After the rollout of Instagram web profiles last week, some users fretted that an online repository for pictures carelessly posted of their voter ballots or Halloween costumes was reason to make their accounts private.
Brands, on the other hand, are showing some enthusiasm for Instagram web pages, even if they don't quite know what to do with them yet.
While brands Ad Age surveyed haven't yet observed a rise in followers attributable to web profiles, they're intrigued by the prospect of having a place to showcase their content in one place and possibly to direct users there from other media.
For brands like Sharpie -- which has a follower count of 38,000 and is geared toward teens with a colorful set of hand-drawn images that are created in-house by a 26-year-old community manager -- a web profile is an opportunity to create a portfolio.
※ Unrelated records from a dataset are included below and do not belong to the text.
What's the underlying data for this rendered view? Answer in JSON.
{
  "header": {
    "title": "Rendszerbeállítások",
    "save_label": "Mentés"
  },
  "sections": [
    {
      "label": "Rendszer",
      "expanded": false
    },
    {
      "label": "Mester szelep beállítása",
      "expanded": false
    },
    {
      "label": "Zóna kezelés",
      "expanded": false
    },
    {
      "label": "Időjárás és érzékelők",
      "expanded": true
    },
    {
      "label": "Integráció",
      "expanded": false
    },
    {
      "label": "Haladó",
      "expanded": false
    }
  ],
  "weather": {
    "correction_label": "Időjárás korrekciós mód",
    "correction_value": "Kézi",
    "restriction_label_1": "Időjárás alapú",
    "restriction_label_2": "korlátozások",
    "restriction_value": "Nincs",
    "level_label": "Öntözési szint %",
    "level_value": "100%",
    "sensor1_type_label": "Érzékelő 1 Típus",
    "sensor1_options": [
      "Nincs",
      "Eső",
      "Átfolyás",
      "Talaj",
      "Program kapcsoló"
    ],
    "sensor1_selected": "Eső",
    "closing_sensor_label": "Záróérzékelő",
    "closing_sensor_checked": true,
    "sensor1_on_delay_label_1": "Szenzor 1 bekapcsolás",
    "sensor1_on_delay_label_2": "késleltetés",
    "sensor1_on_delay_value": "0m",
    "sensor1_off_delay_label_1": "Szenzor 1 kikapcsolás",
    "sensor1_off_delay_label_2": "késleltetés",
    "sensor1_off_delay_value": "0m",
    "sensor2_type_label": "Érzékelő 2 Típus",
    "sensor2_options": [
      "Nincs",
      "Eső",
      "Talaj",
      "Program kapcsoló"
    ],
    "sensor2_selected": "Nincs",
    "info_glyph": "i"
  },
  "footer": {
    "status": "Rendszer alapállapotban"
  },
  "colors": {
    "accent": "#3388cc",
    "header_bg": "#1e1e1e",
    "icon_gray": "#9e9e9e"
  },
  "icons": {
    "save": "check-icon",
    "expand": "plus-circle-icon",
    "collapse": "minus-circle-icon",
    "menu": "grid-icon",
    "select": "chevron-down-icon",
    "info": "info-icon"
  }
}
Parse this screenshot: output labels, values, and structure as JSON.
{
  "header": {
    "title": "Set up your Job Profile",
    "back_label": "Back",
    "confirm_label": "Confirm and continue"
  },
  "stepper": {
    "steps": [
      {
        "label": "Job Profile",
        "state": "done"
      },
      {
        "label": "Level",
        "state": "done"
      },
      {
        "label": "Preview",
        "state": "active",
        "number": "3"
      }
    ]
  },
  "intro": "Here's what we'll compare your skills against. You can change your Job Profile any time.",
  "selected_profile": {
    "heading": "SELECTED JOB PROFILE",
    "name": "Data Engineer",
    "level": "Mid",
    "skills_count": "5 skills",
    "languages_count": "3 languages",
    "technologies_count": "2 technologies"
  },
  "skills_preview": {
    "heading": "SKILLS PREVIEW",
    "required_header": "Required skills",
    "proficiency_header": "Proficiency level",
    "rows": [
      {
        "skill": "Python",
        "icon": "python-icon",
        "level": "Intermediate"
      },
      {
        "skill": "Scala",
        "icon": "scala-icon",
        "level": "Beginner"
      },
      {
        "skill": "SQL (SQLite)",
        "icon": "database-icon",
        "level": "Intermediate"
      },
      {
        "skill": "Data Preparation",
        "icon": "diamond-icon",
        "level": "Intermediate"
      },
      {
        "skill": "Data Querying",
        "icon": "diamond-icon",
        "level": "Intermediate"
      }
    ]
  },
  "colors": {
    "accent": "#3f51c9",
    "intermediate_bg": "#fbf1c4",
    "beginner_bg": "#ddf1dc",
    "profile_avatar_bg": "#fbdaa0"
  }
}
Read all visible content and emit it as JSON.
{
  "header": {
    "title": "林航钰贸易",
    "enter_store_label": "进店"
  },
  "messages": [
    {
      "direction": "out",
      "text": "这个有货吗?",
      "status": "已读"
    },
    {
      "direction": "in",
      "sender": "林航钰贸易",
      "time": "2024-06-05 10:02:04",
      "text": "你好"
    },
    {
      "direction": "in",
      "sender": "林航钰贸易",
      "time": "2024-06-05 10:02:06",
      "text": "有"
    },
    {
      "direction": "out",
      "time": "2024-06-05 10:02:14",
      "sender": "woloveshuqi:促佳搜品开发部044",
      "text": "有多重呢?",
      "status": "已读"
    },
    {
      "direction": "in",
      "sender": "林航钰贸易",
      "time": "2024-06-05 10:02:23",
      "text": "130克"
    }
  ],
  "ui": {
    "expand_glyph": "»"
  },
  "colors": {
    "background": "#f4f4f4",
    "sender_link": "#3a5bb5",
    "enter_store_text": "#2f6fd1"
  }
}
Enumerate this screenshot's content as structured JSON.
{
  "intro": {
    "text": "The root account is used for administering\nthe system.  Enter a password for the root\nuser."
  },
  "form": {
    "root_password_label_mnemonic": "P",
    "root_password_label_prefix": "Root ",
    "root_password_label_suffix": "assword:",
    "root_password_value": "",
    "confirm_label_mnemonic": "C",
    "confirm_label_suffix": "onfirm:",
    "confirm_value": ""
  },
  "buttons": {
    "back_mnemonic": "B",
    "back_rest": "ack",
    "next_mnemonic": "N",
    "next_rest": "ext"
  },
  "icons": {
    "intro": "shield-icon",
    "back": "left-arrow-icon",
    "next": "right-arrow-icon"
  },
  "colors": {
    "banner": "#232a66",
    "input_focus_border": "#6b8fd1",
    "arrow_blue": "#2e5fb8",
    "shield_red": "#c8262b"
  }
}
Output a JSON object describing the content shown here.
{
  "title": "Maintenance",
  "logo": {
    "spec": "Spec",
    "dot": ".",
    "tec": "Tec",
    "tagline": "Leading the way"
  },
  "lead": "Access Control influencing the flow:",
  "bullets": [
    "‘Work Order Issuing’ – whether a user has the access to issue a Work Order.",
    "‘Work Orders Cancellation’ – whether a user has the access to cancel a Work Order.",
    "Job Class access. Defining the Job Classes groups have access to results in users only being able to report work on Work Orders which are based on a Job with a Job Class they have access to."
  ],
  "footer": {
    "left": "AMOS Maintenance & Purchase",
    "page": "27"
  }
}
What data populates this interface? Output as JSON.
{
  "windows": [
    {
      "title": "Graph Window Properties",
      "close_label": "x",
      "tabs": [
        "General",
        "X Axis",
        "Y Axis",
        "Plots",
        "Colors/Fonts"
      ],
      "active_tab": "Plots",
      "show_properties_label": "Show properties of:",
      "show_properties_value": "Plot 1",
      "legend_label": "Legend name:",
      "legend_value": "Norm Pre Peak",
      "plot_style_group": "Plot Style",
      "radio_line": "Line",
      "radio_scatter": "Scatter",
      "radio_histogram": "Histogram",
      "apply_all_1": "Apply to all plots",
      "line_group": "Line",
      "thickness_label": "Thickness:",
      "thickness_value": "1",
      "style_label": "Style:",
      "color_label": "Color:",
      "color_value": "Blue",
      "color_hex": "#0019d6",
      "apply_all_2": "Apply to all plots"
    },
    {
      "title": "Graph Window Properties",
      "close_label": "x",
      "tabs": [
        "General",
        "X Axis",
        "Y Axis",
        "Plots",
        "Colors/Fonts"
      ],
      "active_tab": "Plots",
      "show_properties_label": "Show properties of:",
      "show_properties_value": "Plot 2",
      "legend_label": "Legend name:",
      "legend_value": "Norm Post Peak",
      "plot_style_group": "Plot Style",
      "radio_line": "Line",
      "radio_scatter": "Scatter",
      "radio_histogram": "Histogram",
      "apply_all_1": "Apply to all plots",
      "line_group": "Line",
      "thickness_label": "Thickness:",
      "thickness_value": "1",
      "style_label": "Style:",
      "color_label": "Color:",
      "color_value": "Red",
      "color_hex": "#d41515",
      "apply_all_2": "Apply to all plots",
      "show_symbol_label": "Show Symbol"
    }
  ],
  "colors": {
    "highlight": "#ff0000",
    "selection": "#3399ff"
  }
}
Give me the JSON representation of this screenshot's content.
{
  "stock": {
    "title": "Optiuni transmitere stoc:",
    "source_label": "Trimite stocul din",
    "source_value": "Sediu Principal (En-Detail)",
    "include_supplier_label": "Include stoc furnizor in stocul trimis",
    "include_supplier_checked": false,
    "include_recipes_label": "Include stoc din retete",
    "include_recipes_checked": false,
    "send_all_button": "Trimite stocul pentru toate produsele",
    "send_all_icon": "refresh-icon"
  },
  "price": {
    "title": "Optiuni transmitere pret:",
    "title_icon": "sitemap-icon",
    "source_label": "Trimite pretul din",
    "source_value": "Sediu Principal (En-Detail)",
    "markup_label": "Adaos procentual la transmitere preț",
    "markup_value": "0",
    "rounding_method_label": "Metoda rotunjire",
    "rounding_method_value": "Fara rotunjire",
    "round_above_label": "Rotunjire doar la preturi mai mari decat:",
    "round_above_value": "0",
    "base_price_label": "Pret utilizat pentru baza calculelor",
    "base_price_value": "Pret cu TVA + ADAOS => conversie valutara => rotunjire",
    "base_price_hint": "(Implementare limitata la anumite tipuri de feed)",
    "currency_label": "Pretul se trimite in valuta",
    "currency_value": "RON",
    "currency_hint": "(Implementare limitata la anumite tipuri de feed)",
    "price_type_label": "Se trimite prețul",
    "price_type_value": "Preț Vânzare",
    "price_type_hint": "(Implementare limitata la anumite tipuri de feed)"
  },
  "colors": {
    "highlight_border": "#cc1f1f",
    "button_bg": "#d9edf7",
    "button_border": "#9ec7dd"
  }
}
Sharpie social-media lead Susan Wassel said her team plans to promote the Instagram page on its blog and Facebook page this month.
"By doing so, we hope to tap into fans who do not have access to an iPhone or Android device, giving them the opportunity to see the collection of Sharpie inspirations posted on the web profile, thus continuing to inspire creative use of our products," Ms. Wassel said in an email.